Scarlet letter day

It’s been a good week for lepidoptera at home, with a fly-by Marbled White adding itself to the house list and two new moths, at opposite ends of the spectacular scale.  The first, a Small Dotted Buff, isn’t going to win any beauty contests, but the Scarlet Tiger is the moth of the year.  There was a good supporting cast, including 11 Hawkmoths last night (and five species for the week).

A couple of walks on the downs had loads of butterflies, with Painted Ladies in abundance, a few Ringlets and a Dark Green Fritillary.  It took us ages to find Little Owl this year, but now I know I regularly walk past a nest site, I see one most weeks.  On Friday one finally posed for the camera (its mate was less cooperative).

A day Barn Owl ringing produced a mix bag of full and empty boxes, but there were enough chicks for me to ring my first.


If you like it, put a ring on it

We took a step into the unknown yesterday evening, helping a bird ringer check some Barn Owl boxes.  It was in at the deep end straight away: I was sent up the ladder, extracted two chicks, and then Karen got to put a ring on one of them.  The next box was empty and the last had a Stock Dove in.

No doubt there will be more pictures as we do a bit more, but thanks to Nick and Claire Oliver for taking these.

Boom Boom!

We had a trip to Somerset this weekend to finally find a Large Blue butterfly.  There were a good number at Collard Hill, including a pair mating, which were the only ones that cooperated for the cameras (blue pictures indeed).  There was a selection of orchids there too, including a Wasp Orchid, a variant of the much more common Bee Orchid.

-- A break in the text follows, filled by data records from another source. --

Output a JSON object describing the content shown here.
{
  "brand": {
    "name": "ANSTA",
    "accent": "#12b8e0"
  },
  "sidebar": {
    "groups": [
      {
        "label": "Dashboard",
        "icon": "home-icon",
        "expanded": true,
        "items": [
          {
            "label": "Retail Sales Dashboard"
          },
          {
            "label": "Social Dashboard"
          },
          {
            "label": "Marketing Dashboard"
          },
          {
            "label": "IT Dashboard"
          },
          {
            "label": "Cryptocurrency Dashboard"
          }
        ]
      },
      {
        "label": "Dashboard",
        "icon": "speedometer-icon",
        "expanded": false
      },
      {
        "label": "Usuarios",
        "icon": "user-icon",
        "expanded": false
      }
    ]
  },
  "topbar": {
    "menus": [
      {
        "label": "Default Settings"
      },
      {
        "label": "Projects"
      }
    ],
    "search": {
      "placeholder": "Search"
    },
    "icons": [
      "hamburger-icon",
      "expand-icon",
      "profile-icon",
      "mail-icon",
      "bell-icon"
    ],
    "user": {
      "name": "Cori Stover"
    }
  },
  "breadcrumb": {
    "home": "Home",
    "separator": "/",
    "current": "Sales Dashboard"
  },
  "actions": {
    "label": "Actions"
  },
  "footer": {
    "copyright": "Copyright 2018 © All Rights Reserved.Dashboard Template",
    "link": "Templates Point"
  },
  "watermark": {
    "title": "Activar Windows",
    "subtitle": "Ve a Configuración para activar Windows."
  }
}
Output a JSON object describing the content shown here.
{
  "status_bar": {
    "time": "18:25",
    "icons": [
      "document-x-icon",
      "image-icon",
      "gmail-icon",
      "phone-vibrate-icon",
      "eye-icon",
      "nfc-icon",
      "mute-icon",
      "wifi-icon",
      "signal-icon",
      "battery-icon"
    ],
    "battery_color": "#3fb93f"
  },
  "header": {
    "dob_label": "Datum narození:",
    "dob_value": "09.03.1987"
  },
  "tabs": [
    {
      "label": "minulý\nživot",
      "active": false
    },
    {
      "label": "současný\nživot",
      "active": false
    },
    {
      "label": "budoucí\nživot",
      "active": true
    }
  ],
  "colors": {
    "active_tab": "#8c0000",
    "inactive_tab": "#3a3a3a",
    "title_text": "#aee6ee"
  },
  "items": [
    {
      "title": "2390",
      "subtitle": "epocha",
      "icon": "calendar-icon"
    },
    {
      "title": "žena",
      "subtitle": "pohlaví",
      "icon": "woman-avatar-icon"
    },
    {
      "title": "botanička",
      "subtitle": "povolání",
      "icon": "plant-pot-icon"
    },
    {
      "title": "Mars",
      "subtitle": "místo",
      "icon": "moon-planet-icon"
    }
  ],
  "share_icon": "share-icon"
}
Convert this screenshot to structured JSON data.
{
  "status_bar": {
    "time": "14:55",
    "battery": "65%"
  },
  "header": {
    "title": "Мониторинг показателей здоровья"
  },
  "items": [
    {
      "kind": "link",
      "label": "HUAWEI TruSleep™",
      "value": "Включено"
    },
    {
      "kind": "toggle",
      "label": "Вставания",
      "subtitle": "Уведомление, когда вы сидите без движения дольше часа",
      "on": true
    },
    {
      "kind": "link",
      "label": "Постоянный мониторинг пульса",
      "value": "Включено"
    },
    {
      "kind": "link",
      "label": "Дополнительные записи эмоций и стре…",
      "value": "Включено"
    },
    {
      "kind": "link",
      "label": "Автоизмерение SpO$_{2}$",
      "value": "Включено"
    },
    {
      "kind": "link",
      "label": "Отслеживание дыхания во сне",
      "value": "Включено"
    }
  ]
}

At Ham Wall and Shapwick Heath nature reserves Great White Egrets were all over the place and at least one Bittern was booming and another eventually showed itself.

Not so new

A late post from last week when we had a day out in the New Forest.  At Acres Down the Goshawks were active but distant, and we did see Honey Buzzard, but it was a poor view.  A 16 mile walk around Bolderwood, High Corner and Fritham was quiet but pleasant, with a number of smart Redstarts and at least one Wood Warbler.


We had a week in Yorkshire over the bank holiday, bombing around the place as well as seeing family and friends.

Scar House reservoir had horizontal rain, but also a pair of Ring Ouzels.  A twitch to Hornsea Mere delivered the Baikal Teal, eventually, but the views were poor.  The Strid was excellent, the highlight being a singing Wood Warbler, which is becoming harder to find these days.  A walk up Simon’s Seat produced Red Grouse and chicks and another Ring Ouzel as well as beautiful views.

Out east a trip to Spurn produced a Serin early on and a few more common migrants.  Hornsea was shut, so no more views of the Teal, but my first night in Bridlington since I left when I was three at least had good beer.  Bempton and Flamborough had more Puffins than I’ve ever seen there.  It was still awkward to get a photo on the ground, but I got many flight shots.

At Arkengarthdale the Black Grouse lek seems to have moved, but there was still one there and the road to the Tan Hill inn had a few Curlew chicks: something new for me.  The beer in Masham is as good as ever!

At Harrogate, the wildlife stars were a Hedgehog demanding food with menaces and a bonkers Tawny Owl, which seems to like sitting on lawns in daylight.  Of course that only happens to other people, and our views were at dusk, but they were still good.